November 2016: Action Fraud warns that Banking Malware accounts for 41 percent of recorded malware attacks

How officers uncovered the fraud

On 27 October 2016 a warrant was carried out by officers in St Albans, where one of the Chanel handbags purchased in Harrods and £26,000 in cash were seized.

Attempts were also made to arrest Malloy at his partner’s address in Liverpool on the same day. He was spoken to on the phone but refused to hand himself in.

A mobile phone was seized and found to contain communication from Molloy, linking him to the use of the NAB bank card. There was also a screenshot of transactions made using the card as well as photographs of the Rolex watches that had been purchased.

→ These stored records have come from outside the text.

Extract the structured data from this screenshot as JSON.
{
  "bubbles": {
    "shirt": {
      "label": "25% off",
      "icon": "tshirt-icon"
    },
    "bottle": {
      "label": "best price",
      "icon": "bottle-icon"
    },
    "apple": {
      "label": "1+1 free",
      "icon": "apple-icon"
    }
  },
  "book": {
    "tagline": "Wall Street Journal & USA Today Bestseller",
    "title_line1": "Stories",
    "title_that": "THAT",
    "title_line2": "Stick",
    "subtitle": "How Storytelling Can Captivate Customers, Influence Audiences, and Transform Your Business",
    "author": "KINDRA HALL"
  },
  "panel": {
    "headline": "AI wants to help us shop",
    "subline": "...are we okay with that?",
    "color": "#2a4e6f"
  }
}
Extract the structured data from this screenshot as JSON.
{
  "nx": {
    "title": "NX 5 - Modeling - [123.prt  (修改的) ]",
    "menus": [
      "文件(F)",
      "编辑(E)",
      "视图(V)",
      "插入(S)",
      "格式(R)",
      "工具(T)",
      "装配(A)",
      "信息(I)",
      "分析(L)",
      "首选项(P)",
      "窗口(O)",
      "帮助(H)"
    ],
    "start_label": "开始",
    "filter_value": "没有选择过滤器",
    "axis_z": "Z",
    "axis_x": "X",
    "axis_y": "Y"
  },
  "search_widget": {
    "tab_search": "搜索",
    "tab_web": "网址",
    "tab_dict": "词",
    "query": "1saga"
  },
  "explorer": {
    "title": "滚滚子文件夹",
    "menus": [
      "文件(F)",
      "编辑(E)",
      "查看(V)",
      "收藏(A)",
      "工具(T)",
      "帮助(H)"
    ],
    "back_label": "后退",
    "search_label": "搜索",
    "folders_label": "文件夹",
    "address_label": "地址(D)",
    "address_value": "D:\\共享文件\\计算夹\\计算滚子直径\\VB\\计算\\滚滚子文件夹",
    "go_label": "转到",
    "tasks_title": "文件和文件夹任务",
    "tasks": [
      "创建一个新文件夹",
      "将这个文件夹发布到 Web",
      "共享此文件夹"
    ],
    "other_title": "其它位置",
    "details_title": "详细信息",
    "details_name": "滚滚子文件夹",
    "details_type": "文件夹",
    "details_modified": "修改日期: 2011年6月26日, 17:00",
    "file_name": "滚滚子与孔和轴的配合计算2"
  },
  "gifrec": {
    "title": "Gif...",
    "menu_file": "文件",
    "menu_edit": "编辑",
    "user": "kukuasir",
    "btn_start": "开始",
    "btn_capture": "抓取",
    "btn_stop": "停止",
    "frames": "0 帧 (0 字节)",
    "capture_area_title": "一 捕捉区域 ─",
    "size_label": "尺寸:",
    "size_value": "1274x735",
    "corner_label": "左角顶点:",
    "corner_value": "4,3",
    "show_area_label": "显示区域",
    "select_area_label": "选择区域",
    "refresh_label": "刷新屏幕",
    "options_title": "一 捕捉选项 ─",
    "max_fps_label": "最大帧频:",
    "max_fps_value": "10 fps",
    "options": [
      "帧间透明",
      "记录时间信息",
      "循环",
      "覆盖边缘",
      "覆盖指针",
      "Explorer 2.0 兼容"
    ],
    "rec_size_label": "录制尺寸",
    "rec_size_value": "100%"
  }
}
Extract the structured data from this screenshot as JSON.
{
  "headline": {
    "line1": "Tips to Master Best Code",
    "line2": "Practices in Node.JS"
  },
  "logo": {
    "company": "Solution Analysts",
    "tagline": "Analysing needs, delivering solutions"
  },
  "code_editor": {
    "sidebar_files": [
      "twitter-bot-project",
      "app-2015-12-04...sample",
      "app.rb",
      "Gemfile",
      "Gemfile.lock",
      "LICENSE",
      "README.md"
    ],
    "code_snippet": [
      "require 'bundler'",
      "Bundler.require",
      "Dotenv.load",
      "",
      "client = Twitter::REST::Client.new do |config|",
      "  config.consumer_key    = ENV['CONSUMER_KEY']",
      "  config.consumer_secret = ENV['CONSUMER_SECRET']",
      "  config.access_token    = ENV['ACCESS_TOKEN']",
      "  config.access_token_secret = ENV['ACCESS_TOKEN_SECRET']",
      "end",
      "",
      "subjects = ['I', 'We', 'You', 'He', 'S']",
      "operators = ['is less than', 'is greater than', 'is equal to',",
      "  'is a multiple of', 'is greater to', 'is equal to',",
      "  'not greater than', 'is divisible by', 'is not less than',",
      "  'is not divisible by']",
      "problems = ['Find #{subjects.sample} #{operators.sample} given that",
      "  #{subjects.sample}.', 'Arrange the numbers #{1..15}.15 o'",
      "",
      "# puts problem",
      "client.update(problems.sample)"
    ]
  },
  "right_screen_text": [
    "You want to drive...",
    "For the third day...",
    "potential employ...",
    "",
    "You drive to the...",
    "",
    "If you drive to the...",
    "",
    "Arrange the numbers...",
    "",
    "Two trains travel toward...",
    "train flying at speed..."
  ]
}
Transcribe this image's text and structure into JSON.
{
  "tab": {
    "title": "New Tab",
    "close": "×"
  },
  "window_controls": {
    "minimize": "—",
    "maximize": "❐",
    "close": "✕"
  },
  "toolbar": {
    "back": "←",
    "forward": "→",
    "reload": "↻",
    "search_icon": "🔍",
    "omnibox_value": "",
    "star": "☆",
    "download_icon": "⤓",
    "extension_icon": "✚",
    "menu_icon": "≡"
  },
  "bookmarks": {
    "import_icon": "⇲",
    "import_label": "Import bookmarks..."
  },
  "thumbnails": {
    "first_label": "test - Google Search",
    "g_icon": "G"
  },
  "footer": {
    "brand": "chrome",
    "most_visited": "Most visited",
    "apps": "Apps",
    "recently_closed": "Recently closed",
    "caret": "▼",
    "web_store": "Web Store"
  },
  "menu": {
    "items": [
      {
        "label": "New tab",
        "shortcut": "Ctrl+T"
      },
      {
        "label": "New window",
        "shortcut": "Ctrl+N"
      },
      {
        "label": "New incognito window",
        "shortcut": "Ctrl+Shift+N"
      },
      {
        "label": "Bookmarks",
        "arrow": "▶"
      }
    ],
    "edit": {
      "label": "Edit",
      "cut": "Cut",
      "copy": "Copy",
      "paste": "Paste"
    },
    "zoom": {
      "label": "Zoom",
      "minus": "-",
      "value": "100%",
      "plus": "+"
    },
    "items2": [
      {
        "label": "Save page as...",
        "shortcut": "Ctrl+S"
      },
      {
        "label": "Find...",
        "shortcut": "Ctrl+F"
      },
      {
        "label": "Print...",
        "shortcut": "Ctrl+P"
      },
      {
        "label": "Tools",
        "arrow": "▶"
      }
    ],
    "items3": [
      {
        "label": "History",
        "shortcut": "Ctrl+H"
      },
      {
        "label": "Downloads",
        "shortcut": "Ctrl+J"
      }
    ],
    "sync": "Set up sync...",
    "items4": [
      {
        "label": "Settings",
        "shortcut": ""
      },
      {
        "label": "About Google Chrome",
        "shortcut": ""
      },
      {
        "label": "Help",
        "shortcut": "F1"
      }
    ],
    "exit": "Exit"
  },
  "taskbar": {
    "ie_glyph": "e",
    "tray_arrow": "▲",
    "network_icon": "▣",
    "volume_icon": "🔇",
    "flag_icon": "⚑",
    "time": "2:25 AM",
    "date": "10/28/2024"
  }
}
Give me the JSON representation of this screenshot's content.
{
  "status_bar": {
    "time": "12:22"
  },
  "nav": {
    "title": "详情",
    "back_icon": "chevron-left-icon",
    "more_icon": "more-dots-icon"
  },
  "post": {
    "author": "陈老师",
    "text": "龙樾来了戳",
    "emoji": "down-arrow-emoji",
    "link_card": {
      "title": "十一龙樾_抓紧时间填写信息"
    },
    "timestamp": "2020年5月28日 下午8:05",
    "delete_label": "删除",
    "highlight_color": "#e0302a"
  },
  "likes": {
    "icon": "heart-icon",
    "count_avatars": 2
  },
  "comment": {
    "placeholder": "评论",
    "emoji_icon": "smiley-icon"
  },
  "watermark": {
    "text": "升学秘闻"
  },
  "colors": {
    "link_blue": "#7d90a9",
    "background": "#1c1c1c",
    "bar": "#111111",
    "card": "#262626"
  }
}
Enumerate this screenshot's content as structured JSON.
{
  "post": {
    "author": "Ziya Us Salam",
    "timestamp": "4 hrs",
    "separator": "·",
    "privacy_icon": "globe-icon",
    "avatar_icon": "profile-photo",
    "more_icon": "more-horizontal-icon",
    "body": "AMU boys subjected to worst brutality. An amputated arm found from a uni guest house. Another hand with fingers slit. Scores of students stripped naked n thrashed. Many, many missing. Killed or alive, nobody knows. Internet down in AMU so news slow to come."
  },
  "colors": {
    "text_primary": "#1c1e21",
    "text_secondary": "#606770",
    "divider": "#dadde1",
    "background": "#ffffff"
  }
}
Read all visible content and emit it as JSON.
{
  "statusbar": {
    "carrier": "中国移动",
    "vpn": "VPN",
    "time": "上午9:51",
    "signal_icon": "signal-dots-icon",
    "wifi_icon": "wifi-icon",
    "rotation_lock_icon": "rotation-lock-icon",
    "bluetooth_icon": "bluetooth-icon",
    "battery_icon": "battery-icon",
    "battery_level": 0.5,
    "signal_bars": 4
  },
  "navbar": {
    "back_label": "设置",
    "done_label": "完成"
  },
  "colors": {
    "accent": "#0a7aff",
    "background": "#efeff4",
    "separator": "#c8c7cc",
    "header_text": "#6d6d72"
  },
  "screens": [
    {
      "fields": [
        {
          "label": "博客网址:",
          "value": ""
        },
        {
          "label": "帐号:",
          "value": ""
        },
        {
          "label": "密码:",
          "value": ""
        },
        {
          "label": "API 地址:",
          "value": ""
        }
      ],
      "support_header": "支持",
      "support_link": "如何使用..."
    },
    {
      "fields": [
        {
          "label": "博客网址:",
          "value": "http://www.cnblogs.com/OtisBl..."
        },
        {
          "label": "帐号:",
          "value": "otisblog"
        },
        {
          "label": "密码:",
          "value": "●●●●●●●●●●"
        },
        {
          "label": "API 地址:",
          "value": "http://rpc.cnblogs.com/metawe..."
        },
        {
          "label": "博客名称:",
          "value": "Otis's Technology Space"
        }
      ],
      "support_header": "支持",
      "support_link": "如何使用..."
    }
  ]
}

Molloy was arrested on 24 March 2017 at the passport office in Liverpool, where he was in the process of applying for a passport in another name.

Three people – a female aged 27, and a male aged 26, from Hertfordshire and a male from Surrey – have been arrested in relation to this crime and the investigation is ongoing.

Speaking of the case, Detective Inspector John Ellis, said: “Motivated by money and greed, Molloy’s foolish actions have been exposed and we hope today’s sentencing serves as a warning to others.

“I would like to thank the Australian Federal Police for their co-operation and involvement in the case.

“We are committed to putting a stop to money laundering and recovering the proceeds of crime. This case highlights the point that justice will be served to those who commit crime.”